What needs to be done —
Find the lines of data that contain the string "الاسم", then list them.

Dataset items:
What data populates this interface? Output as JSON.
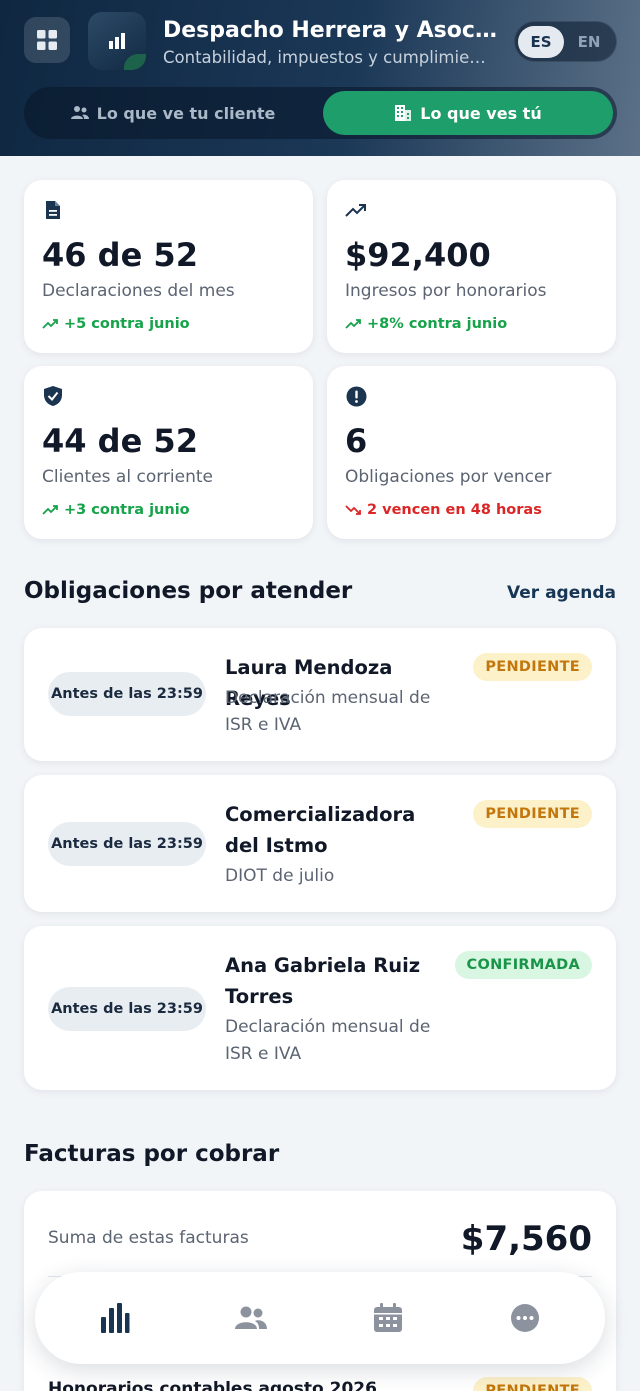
{
  "header": {
    "firm_name": "Despacho Herrera y Asociados",
    "firm_subtitle": "Contabilidad, impuestos y cumplimiento fiscal",
    "language": {
      "es": "ES",
      "en": "EN",
      "selected": "ES"
    },
    "view_toggle": {
      "client_label": "Lo que ve tu cliente",
      "you_label": "Lo que ves tú",
      "selected": "you"
    }
  },
  "stats": [
    {
      "icon": "document-icon",
      "value": "46 de 52",
      "label": "Declaraciones del mes",
      "trend": "+5 contra junio",
      "trend_dir": "up"
    },
    {
      "icon": "trending-up-icon",
      "value": "$92,400",
      "label": "Ingresos por honorarios",
      "trend": "+8% contra junio",
      "trend_dir": "up"
    },
    {
      "icon": "shield-check-icon",
      "value": "44 de 52",
      "label": "Clientes al corriente",
      "trend": "+3 contra junio",
      "trend_dir": "up"
    },
    {
      "icon": "alert-circle-icon",
      "value": "6",
      "label": "Obligaciones por vencer",
      "trend": "2 vencen en 48 horas",
      "trend_dir": "down"
    }
  ],
  "obligations": {
    "title": "Obligaciones por atender",
    "link": "Ver agenda",
    "items": [
      {
        "due": "Antes de las 23:59",
        "client": "Laura Mendoza Reyes",
        "task": "Declaración mensual de ISR e IVA",
        "status": "PENDIENTE"
      },
      {
        "due": "Antes de las 23:59",
        "client": "Comercializadora del Istmo",
        "task": "DIOT de julio",
        "status": "PENDIENTE"
      },
      {
        "due": "Antes de las 23:59",
        "client": "Ana Gabriela Ruiz Torres",
        "task": "Declaración mensual de ISR e IVA",
        "status": "CONFIRMADA"
      }
    ]
  },
  "invoices": {
    "title": "Facturas por cobrar",
    "sum_label": "Suma de estas facturas",
    "sum_value": "$7,560",
    "first_row": {
      "title": "Honorarios contables agosto 2026",
      "status": "PENDIENTE"
    }
  },
  "colors": {
    "accent_green": "#1e9e6a",
    "navy": "#0f2741",
    "pending": "#c2760c",
    "confirmed": "#189548",
    "danger": "#dc2626"
  },
  "bottom_nav": [
    {
      "icon": "bar-chart-icon",
      "active": true
    },
    {
      "icon": "users-icon",
      "active": false
    },
    {
      "icon": "calendar-icon",
      "active": false
    },
    {
      "icon": "more-icon",
      "active": false
    }
  ]
}
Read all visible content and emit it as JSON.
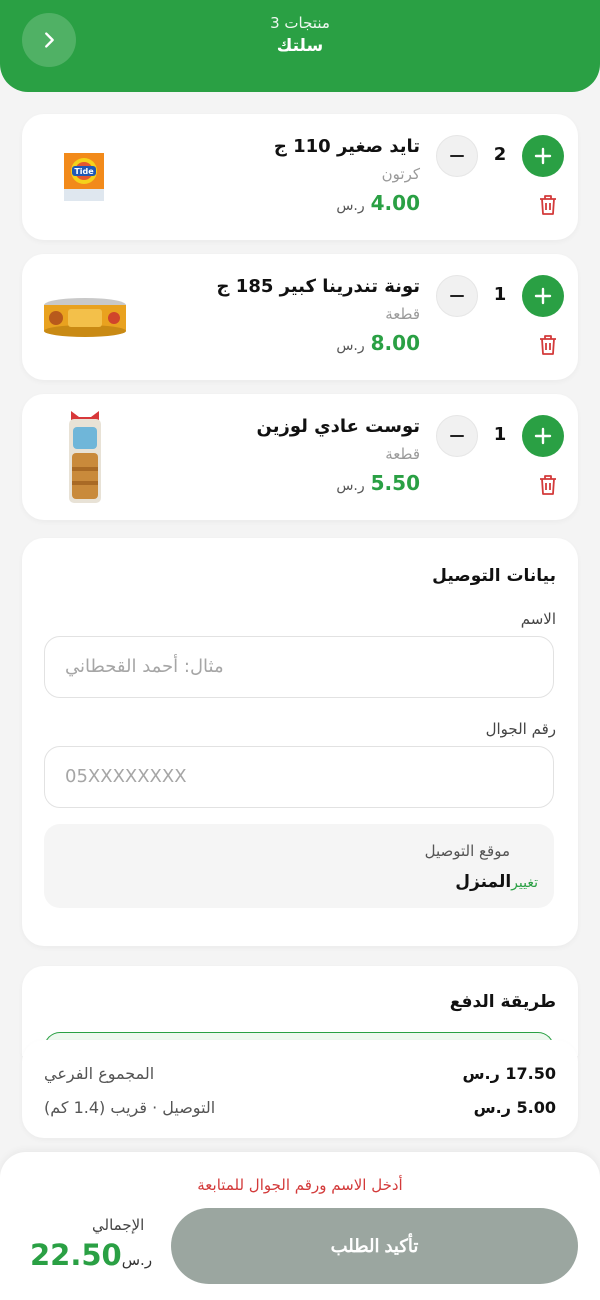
{
  "header": {
    "items_count": "3 منتجات",
    "title": "سلتك"
  },
  "cart": {
    "currency": "ر.س",
    "items": [
      {
        "name": "تايد صغير 110 ج",
        "unit": "كرتون",
        "price": "4.00",
        "qty": "2"
      },
      {
        "name": "تونة تندرينا كبير 185 ج",
        "unit": "قطعة",
        "price": "8.00",
        "qty": "1"
      },
      {
        "name": "توست عادي لوزين",
        "unit": "قطعة",
        "price": "5.50",
        "qty": "1"
      }
    ]
  },
  "delivery": {
    "title": "بيانات التوصيل",
    "name_label": "الاسم",
    "name_placeholder": "مثال: أحمد القحطاني",
    "phone_label": "رقم الجوال",
    "phone_placeholder": "05XXXXXXXX",
    "location_label": "موقع التوصيل",
    "location_value": "المنزل",
    "change_label": "تغيير"
  },
  "payment": {
    "title": "طريقة الدفع"
  },
  "summary": {
    "subtotal_label": "المجموع الفرعي",
    "subtotal_value": "17.50 ر.س",
    "delivery_label": "التوصيل · قريب (1.4 كم)",
    "delivery_value": "5.00 ر.س"
  },
  "footer": {
    "warning": "أدخل الاسم ورقم الجوال للمتابعة",
    "total_label": "الإجمالي",
    "total_value": "22.50",
    "total_currency": "ر.س",
    "confirm_label": "تأكيد الطلب"
  },
  "colors": {
    "primary": "#2aa044",
    "danger": "#d33a3a",
    "disabled_button": "#9ba6a0"
  }
}
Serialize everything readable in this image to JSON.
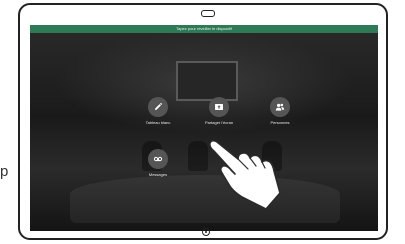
{
  "status_bar": {
    "text": "Tapez pour réveiller le dispositif"
  },
  "actions": [
    {
      "label": "Tableau blanc",
      "icon": "pencil-icon"
    },
    {
      "label": "Partager l'écran",
      "icon": "share-screen-icon"
    },
    {
      "label": "Personnes",
      "icon": "people-icon"
    },
    {
      "label": "Messages",
      "icon": "voicemail-icon"
    }
  ],
  "outside_text": "p",
  "colors": {
    "status_bar": "#2f7a56",
    "button_circle": "#555555",
    "label_text": "#e8e8e8",
    "bezel": "#222222"
  }
}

Written answer —
    "name_label": "الاسم",
    "warning": "أدخل الاسم ورقم الجوال للمتابعة",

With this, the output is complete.